▶ _Information supplied_:
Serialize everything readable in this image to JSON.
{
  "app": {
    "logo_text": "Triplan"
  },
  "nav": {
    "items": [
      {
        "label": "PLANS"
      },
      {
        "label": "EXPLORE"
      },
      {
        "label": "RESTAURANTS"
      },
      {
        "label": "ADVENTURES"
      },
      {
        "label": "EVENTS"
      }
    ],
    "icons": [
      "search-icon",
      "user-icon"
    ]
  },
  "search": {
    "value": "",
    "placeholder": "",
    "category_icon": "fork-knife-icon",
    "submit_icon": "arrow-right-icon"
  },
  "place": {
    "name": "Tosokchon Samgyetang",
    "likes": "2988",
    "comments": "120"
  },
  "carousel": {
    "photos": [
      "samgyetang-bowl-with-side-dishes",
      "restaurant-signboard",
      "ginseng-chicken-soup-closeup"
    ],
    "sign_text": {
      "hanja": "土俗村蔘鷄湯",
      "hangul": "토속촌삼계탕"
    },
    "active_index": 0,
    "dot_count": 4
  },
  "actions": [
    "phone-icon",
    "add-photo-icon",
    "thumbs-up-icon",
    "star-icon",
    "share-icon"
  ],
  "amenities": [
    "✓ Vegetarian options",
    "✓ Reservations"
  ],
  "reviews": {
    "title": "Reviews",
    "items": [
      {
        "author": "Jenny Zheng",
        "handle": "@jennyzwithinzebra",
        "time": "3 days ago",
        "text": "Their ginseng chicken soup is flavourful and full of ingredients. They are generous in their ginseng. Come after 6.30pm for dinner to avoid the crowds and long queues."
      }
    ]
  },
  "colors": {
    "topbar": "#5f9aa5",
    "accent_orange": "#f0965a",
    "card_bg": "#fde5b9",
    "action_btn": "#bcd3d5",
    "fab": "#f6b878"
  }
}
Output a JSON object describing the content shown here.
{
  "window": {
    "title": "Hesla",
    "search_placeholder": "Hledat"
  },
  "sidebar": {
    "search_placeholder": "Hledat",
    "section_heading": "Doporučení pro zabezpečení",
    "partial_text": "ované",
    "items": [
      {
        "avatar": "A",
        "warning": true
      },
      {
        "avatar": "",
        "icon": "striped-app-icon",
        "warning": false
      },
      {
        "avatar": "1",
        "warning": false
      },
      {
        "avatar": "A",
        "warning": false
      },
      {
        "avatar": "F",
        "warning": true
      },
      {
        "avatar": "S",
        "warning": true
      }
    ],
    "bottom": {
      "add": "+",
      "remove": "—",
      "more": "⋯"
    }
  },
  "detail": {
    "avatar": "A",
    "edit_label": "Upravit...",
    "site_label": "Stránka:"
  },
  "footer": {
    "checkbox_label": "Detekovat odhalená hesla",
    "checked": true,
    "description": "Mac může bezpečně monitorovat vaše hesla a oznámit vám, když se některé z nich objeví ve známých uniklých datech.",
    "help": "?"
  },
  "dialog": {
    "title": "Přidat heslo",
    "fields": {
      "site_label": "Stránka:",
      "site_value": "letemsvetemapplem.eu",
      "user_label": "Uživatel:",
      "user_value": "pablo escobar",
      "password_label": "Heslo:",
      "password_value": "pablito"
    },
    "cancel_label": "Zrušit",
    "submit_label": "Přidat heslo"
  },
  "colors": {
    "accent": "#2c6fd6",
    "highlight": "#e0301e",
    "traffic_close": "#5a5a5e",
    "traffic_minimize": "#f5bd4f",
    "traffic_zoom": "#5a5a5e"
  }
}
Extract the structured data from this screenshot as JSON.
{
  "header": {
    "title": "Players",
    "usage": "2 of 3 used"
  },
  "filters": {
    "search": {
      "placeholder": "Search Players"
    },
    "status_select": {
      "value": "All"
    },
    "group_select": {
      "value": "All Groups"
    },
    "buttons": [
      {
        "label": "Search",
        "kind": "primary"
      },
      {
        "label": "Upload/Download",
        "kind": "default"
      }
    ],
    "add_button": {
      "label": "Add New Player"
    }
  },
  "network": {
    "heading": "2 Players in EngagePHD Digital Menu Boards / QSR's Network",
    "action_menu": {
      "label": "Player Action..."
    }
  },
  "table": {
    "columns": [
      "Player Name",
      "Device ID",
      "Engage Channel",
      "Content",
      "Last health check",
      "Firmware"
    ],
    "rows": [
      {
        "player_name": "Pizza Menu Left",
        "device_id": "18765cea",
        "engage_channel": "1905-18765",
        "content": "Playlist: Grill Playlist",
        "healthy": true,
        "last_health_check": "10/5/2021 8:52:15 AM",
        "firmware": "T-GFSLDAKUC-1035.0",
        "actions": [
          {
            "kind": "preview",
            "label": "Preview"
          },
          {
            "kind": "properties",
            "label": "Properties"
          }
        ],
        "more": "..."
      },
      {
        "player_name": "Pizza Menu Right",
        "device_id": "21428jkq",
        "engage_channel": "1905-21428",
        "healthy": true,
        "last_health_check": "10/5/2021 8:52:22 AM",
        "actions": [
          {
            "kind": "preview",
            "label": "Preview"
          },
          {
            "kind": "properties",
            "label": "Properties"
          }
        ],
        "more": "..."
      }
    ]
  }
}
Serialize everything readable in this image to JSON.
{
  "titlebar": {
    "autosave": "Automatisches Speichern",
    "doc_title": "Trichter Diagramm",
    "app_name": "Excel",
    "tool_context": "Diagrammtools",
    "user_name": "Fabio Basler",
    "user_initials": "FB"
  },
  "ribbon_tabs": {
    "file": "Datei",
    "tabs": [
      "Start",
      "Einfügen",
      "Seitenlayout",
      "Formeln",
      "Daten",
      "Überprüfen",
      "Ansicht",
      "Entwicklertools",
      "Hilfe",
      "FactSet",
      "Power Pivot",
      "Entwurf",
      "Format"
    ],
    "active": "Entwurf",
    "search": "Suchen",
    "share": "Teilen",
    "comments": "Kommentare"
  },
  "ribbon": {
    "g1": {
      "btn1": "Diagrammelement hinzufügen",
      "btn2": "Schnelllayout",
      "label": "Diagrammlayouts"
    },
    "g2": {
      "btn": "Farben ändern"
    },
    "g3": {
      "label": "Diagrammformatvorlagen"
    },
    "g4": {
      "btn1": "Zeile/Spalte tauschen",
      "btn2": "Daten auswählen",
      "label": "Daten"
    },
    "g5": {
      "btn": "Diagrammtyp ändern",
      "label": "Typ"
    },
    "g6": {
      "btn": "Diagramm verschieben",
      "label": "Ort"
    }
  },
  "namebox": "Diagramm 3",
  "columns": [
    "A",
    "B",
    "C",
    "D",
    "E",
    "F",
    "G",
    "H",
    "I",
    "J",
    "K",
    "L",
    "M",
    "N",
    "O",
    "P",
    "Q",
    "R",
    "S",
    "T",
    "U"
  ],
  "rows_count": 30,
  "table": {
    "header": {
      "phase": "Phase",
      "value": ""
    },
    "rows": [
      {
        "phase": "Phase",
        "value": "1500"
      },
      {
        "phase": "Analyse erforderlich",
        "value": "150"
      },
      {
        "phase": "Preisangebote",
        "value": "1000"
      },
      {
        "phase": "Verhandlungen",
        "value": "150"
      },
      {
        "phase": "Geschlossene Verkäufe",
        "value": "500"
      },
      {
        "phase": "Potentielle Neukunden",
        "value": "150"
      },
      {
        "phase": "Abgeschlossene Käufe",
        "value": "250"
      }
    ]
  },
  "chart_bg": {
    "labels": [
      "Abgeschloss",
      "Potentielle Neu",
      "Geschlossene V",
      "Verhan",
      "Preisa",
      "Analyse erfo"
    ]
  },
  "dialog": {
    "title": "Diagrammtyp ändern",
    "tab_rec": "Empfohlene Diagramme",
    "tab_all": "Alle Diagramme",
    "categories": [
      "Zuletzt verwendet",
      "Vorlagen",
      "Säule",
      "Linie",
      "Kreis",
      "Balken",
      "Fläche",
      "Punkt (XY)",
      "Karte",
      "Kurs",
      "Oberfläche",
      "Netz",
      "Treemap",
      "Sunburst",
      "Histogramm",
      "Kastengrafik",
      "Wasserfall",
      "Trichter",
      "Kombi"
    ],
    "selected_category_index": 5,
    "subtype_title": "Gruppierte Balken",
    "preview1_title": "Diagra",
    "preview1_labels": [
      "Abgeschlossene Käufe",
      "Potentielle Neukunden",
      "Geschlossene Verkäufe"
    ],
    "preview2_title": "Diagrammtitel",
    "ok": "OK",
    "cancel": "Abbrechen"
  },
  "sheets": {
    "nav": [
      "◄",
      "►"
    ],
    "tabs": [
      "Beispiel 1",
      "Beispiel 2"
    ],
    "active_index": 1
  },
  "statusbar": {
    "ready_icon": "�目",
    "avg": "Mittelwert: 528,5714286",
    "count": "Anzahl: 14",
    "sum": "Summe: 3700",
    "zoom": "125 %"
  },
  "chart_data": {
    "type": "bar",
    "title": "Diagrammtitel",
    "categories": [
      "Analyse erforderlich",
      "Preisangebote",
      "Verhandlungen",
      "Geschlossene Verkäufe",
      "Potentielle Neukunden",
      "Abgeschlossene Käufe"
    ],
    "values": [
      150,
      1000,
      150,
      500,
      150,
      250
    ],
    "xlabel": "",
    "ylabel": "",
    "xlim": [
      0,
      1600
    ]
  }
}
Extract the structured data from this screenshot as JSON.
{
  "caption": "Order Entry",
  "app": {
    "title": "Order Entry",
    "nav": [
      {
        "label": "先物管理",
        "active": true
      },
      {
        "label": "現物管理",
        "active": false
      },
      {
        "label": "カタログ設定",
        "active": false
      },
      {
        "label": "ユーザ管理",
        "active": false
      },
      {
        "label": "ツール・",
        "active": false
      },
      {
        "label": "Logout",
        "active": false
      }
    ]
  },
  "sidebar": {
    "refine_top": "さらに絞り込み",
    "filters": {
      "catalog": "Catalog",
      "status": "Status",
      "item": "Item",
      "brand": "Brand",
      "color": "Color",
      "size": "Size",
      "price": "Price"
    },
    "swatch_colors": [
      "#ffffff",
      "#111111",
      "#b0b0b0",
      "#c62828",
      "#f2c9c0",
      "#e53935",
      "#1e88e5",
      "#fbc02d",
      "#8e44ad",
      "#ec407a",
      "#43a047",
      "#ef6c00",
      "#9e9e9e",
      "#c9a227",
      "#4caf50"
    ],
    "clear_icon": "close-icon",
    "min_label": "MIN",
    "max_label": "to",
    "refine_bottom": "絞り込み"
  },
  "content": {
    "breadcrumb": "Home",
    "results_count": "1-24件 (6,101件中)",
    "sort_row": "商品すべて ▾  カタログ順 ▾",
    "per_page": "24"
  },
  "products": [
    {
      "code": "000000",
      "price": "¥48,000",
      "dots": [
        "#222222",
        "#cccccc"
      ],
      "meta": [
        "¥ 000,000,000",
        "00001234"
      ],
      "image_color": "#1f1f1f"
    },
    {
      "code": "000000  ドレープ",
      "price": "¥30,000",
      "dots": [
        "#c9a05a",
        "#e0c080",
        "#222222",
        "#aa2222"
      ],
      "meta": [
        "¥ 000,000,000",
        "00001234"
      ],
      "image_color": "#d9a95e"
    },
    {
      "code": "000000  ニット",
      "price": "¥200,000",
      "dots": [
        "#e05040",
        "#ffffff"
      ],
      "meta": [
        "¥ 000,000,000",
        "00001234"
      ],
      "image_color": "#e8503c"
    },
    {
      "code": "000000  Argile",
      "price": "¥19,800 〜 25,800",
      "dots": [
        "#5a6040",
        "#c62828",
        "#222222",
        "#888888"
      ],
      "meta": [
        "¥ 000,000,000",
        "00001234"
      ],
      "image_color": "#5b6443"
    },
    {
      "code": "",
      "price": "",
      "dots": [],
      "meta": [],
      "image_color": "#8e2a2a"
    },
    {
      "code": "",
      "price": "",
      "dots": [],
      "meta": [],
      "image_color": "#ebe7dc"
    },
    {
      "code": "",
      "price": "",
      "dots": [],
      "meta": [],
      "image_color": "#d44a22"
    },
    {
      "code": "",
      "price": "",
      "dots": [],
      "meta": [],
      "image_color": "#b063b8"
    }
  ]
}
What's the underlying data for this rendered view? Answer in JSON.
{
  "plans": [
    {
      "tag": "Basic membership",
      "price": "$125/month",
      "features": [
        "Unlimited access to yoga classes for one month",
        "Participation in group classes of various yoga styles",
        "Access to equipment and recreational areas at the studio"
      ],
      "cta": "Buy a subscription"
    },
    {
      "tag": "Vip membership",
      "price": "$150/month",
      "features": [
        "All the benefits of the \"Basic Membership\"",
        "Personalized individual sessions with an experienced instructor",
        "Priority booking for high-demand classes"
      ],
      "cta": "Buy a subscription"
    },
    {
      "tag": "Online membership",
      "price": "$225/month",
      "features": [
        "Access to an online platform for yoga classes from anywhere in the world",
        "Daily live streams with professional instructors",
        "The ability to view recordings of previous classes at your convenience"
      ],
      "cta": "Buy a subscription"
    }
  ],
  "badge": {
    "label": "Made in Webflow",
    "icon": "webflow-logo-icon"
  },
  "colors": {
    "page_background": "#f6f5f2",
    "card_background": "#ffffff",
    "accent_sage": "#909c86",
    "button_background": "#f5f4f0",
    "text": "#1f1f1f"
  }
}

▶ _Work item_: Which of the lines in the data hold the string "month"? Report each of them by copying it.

▶ _Output_:
      "price": "$125/month",
        "Unlimited access to yoga classes for one month",
      "price": "$150/month",
      "price": "$225/month",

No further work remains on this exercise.